MAIN MEASURES: Modified Modified Ashworth Scale, Disabilities of Arm, Shoulder and Hand Outcome Measure, and Jebsen-Taylor Hand Function Test. Eligibility measures: Mini Mental State Examination and Modified Modified Ashworth Scale. Assessments were performed at baseline and six weeks postintervention.
RESULTS: There were 21 participants with the mean age of 51.19 (8.28) years in the intervention group and 22 participants with the mean (SD) age of 52.82 (8.71) years in the control group. The intervention group had median (interquartile range (IQR)) post-stroke duration of 1 (1) month, while for the control group, they were 2 (2) months. There was no difference in spasticity, and both perceived and actual arm functions between the groups at six weeks after baseline.

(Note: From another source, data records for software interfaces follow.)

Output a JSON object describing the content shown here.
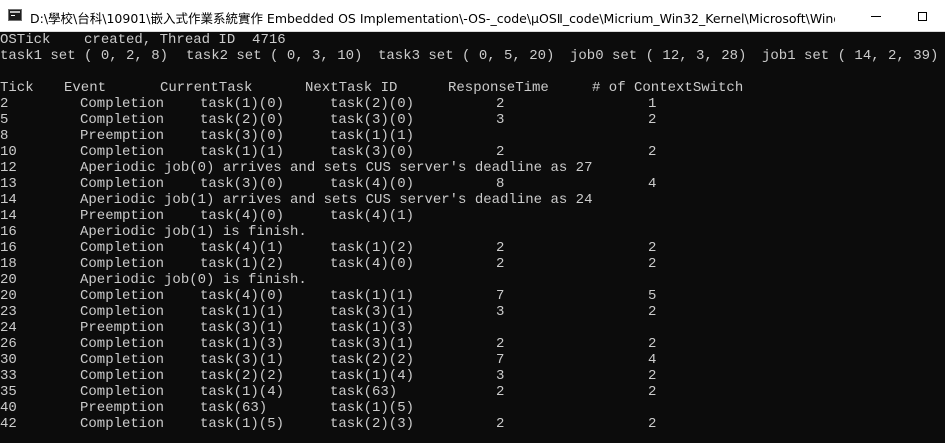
{
  "window": {
    "title": "D:\\學校\\台科\\10901\\嵌入式作業系統實作 Embedded OS Implementation\\-OS-_code\\μOSⅡ_code\\Micrium_Win32_Kernel\\Microsoft\\Windows\\..."
  },
  "console": {
    "header": {
      "ostick_line": "OSTick    created, Thread ID  4716",
      "tasks": [
        "task1 set ( 0, 2, 8)",
        "task2 set ( 0, 3, 10)",
        "task3 set ( 0, 5, 20)",
        "job0 set ( 12, 3, 28)",
        "job1 set ( 14, 2, 39)"
      ]
    },
    "columns": [
      "Tick",
      "Event",
      "CurrentTask",
      "NextTask ID",
      "ResponseTime",
      "# of ContextSwitch"
    ],
    "rows": [
      {
        "tick": "2",
        "event": "Completion",
        "current": "task(1)(0)",
        "next": "task(2)(0)",
        "response": "2",
        "switches": "1"
      },
      {
        "tick": "5",
        "event": "Completion",
        "current": "task(2)(0)",
        "next": "task(3)(0)",
        "response": "3",
        "switches": "2"
      },
      {
        "tick": "8",
        "event": "Preemption",
        "current": "task(3)(0)",
        "next": "task(1)(1)",
        "response": "",
        "switches": ""
      },
      {
        "tick": "10",
        "event": "Completion",
        "current": "task(1)(1)",
        "next": "task(3)(0)",
        "response": "2",
        "switches": "2"
      },
      {
        "tick": "12",
        "message": "Aperiodic job(0) arrives and sets CUS server's deadline as 27"
      },
      {
        "tick": "13",
        "event": "Completion",
        "current": "task(3)(0)",
        "next": "task(4)(0)",
        "response": "8",
        "switches": "4"
      },
      {
        "tick": "14",
        "message": "Aperiodic job(1) arrives and sets CUS server's deadline as 24"
      },
      {
        "tick": "14",
        "event": "Preemption",
        "current": "task(4)(0)",
        "next": "task(4)(1)",
        "response": "",
        "switches": ""
      },
      {
        "tick": "16",
        "message": "Aperiodic job(1) is finish."
      },
      {
        "tick": "16",
        "event": "Completion",
        "current": "task(4)(1)",
        "next": "task(1)(2)",
        "response": "2",
        "switches": "2"
      },
      {
        "tick": "18",
        "event": "Completion",
        "current": "task(1)(2)",
        "next": "task(4)(0)",
        "response": "2",
        "switches": "2"
      },
      {
        "tick": "20",
        "message": "Aperiodic job(0) is finish."
      },
      {
        "tick": "20",
        "event": "Completion",
        "current": "task(4)(0)",
        "next": "task(1)(1)",
        "response": "7",
        "switches": "5"
      },
      {
        "tick": "23",
        "event": "Completion",
        "current": "task(1)(1)",
        "next": "task(3)(1)",
        "response": "3",
        "switches": "2"
      },
      {
        "tick": "24",
        "event": "Preemption",
        "current": "task(3)(1)",
        "next": "task(1)(3)",
        "response": "",
        "switches": ""
      },
      {
        "tick": "26",
        "event": "Completion",
        "current": "task(1)(3)",
        "next": "task(3)(1)",
        "response": "2",
        "switches": "2"
      },
      {
        "tick": "30",
        "event": "Completion",
        "current": "task(3)(1)",
        "next": "task(2)(2)",
        "response": "7",
        "switches": "4"
      },
      {
        "tick": "33",
        "event": "Completion",
        "current": "task(2)(2)",
        "next": "task(1)(4)",
        "response": "3",
        "switches": "2"
      },
      {
        "tick": "35",
        "event": "Completion",
        "current": "task(1)(4)",
        "next": "task(63)",
        "response": "2",
        "switches": "2"
      },
      {
        "tick": "40",
        "event": "Preemption",
        "current": "task(63)",
        "next": "task(1)(5)",
        "response": "",
        "switches": ""
      },
      {
        "tick": "42",
        "event": "Completion",
        "current": "task(1)(5)",
        "next": "task(2)(3)",
        "response": "2",
        "switches": "2"
      }
    ]
  }
}
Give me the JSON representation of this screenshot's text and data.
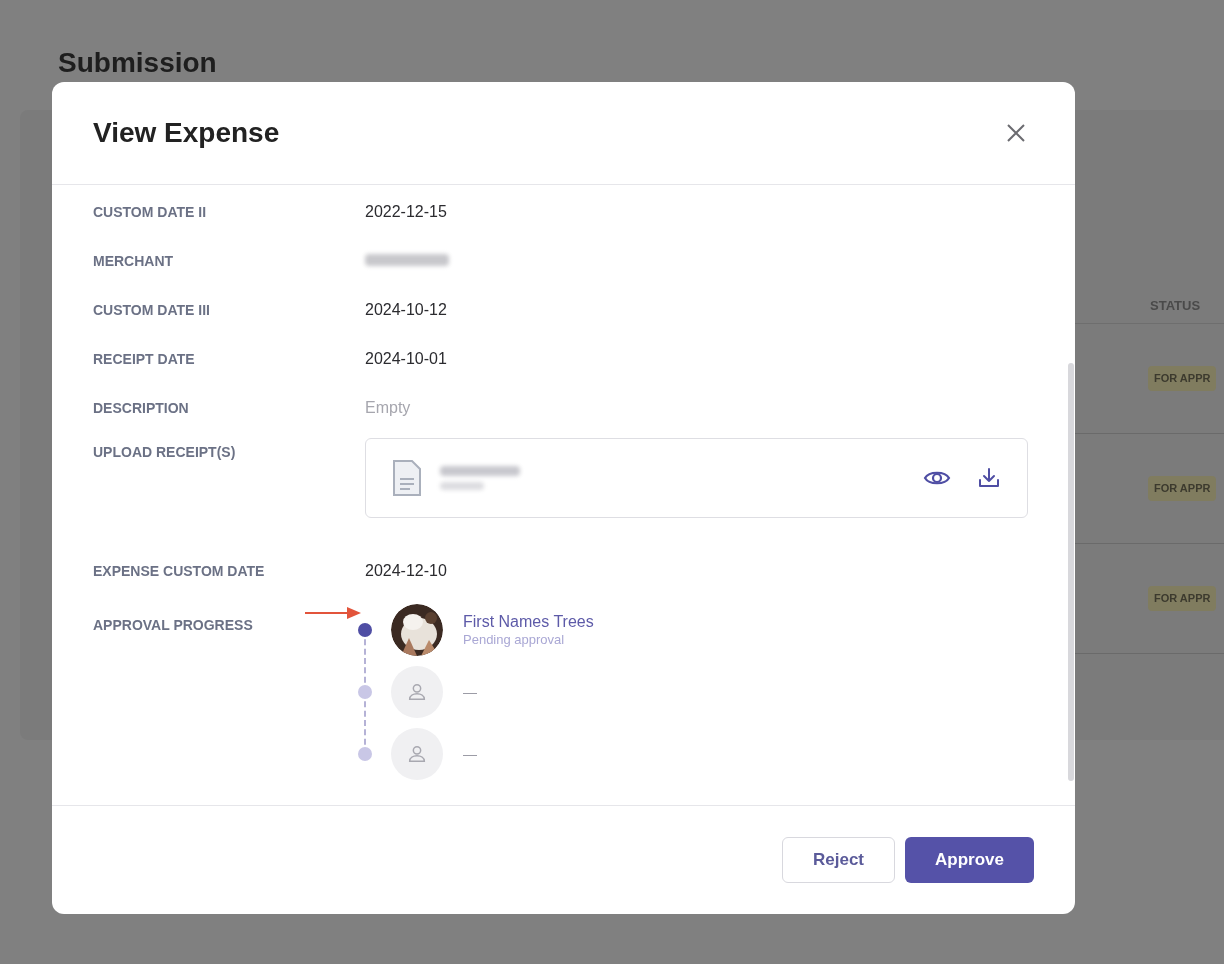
{
  "page": {
    "title": "Submission",
    "table": {
      "status_header": "STATUS",
      "rows": [
        {
          "status": "FOR APPR"
        },
        {
          "status": "FOR APPR"
        },
        {
          "status": "FOR APPR"
        }
      ]
    }
  },
  "modal": {
    "title": "View Expense",
    "fields": [
      {
        "kind": "text",
        "label": "CUSTOM DATE II",
        "value": "2022-12-15"
      },
      {
        "kind": "blurred",
        "label": "MERCHANT"
      },
      {
        "kind": "text",
        "label": "CUSTOM DATE III",
        "value": "2024-10-12"
      },
      {
        "kind": "text",
        "label": "RECEIPT DATE",
        "value": "2024-10-01"
      },
      {
        "kind": "empty",
        "label": "DESCRIPTION",
        "value": "Empty"
      },
      {
        "kind": "file",
        "label": "UPLOAD RECEIPT(S)"
      },
      {
        "kind": "text",
        "label": "EXPENSE CUSTOM DATE",
        "value": "2024-12-10"
      },
      {
        "kind": "approval",
        "label": "APPROVAL PROGRESS"
      }
    ],
    "approvers": [
      {
        "kind": "person",
        "current": true,
        "name": "First Names Trees",
        "status": "Pending approval"
      },
      {
        "kind": "placeholder",
        "current": false,
        "name": "—"
      },
      {
        "kind": "placeholder",
        "current": false,
        "name": "—"
      }
    ],
    "buttons": [
      {
        "kind": "secondary",
        "label": "Reject"
      },
      {
        "kind": "primary",
        "label": "Approve"
      }
    ]
  }
}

CONCLUSION: Wearing a pressure garment on the arm for 6 hours daily had no effect in controlling spasticity or on improving arm function in the early stages after stroke.
Aims: To explore how impairments could affect the self-esteem of physically disabled people and how healthcare professionals and social support boost their self-esteem.
Materials and Methods: This study was conducted qualitatively whereby face-to-face interviews were conducted among 10 participants with physical disabilities. Participants were recruited from two rehabilitation centres in Kuantan, namely Community-based rehabilitation and rehabilitation, occupational therapy, and physiotherapy of public hospital in Kuantan. Interviews were conducted using the developed interview guide that explored on the disabled peoples' self-esteem and motivation, feelings toward attitude of the healthcare professionals, and satisfaction toward the physical, services, and social support from the healthcare professionals. Thematic analysis was done to identify the themes emerged from the interview transcripts.
Results: Five males and five females with age ranging from 31 to 58 years were interviewed. Five are still working or studying post impairments. Participants claimed being low self-esteem resulted from negative perception from the society, issue of rejection, being discriminated, and difficulty in getting support from the society. Most of the participants asserted that they gained their motivation and self-esteem due to the continuous support from various groups, such as their spouses, family members, colleagues, employers, and healthcare professionals.
Conclusions: Despite heavy workload and stressful working environment, positive attitude showed by the healthcare professionals is highly praised. Hence, this will indirectly improve the self-esteem, motivation, and rehabilitation progress of physically disabled people.
METHODS: We adopted a grounded theory approach to guide in-depth interviews of individuals with type 2 diabetes and healthcare professionals (HCP) at a regional primary care clinic in Malaysia. Twenty-four people with type 2 diabetes and 10 HCPs were recruited into the study to examine the inner narratives about disease management. Two focus group discussions (FGD) were also conducted for data triangulation.
RESULTS: Participants' internal dialogue about the management of their disease is characterized by 2 major processes- 1) positive disposition and 2) negative disposition. Optimism, insight, and awareness are important positive values that influence T2D self-care practices. On the other hand, constructs such as stigma, worries, reservations, and pessimism connote negative dispositions that undermine the motivation to follow through disease management in individuals with type 2 diabetes.
CONCLUSIONS: We identified a contrasting spectrum of both constructive and undesirable behavioural factors that influence the 'internal environment' of people with type 2 diabetes. These results coincide with the constructs presented in other well-established health belief theories that could lead to novel behavioural change interventions. Furthermore, these findings allow the implementation of psychosocial changes that are in line with cultural sensitivities and societal norms seen in a specific community.